So again, we see that there is no way to assign an average climate sensitivity. The warmer it gets, the less each additional watt per metre actually warms the surface.
Even what I describe above doesn’t exhaust the variety of self-organization to decrease incoming sunlight and move more energy aloft. If the day continues to warm, the thunderstorms self-assemble into long, long rows of thunderstorms called “squall lines” (not illustrated). Between these long lines of thunderstorms there are equally long areas of clear descending air. Instead of the regime of individual “doughnut-shaped” circulation around each thunderstorm and cumulus cloud, it has all been replaced by long cylinders of air which sink in the valleys between the serried rows of thunderstorms, and rise up through their centers. This increases the rate at which the energy can be moved from the surface and converted into work.
Like all of the regime shifts, the change from individual tropical thunderstorms to squall lines is temperature dependent and threshold based. It occurs at the warmest temperatures.
Finally, once all of the fireworks are over, first the cumulus and then the thunderstorms decay and dissipate. A final and again different regime ensues. The main feature of this regime is that during this time, the ocean radiates about the amount of the energy that it absorbed during all of the previously described regimes.
During the nighttime, the surface is still receiving energy from the GHGs. This has the effect of delaying the onset of oceanic overturning, and of reducing the rate of cooling. However, because there are no clouds, the ocean can radiate to space more freely. In addition, the overturning of the ocean constantly brings new water to the surface, to radiate and to cool. This increases the heat transfer across the interface.
As with the previous thresholds, the timing of this final transition is temperature dependent. Once a critical threshold is passed, oceanic overturning kicks in. Stratification is replaced by circulation, bringing new water to radiate, cool, and sink. In this way, heat is removed, not just from the surface as during the day, but from the body of the upper layer of the ocean.

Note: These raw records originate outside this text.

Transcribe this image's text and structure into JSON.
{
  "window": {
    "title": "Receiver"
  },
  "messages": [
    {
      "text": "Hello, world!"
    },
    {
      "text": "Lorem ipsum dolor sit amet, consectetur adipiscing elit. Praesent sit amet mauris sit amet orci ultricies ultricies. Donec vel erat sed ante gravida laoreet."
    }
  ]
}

And as mentioned above, by dawn the combined effect of clear skies and oceanic overturning has lost all of the heat of the previous day, and the cycle starts over again.

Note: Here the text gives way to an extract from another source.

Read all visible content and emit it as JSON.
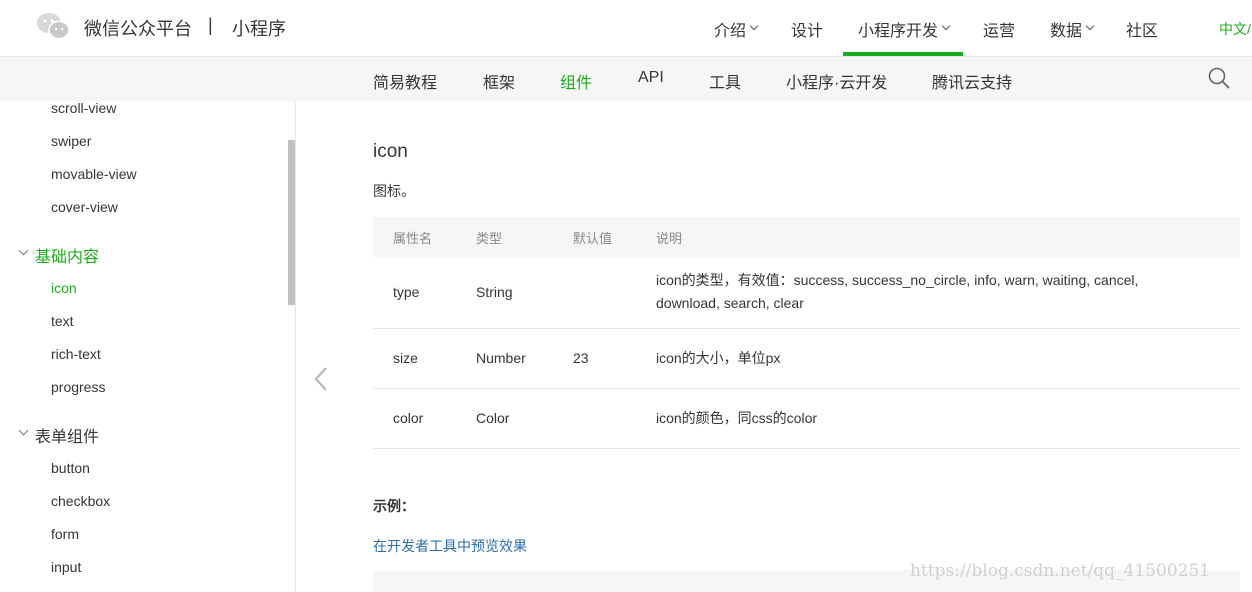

So let me recap.
1. There are a series of temperature thresholds in the tropics, each of which when crossed initiates a completely new circulation regime. In order of increasing temperature, these are the thresholds for cumulus formation, thunderstorm formation, and squall line formation.
2. The time of crossing of each temperature threshold depends (on average) on whether the local area is warmer or cooler than usual. As a result, the entire system is strongly homeostatic, tending to maintain the temperature within a certain range.
3. Feedback does not play any significant part in this temperature control system. Nor do small changes in the forcings. The system adjusts by means of the timing. The various regime change occur either earlier or later in the day (or not at all), to maintain the temperature.
4. In each of these separate regimes, the climate sensitivity is quite different.
5. The climate sensitivity for the tropical ocean varies inversely with the temperature.
My conclusion from all of this is that the climate, like other flow systems far from equilibrium, contains homeostatic mechanisms. One effect of these mechanisms is that the tropical temperature is constrained to remain within a fairly narrow range.
And that’s why I describe myself as a climate heretic. I think the earth has a thermostat, one that is not represented in any of the current generation of climate models. I don’t think that climate is linear. I think that climate sensitivity is not a constant at all, but is a function of temperature. And to return to the title of the post, I think that the debate should not be about feedback at all, it should be a debate about the types and the effects of the various natural homeostatic mechanisms.
And all of those are definitely heresies to the latest IPCC Council of Nicean Climate …
My best to all,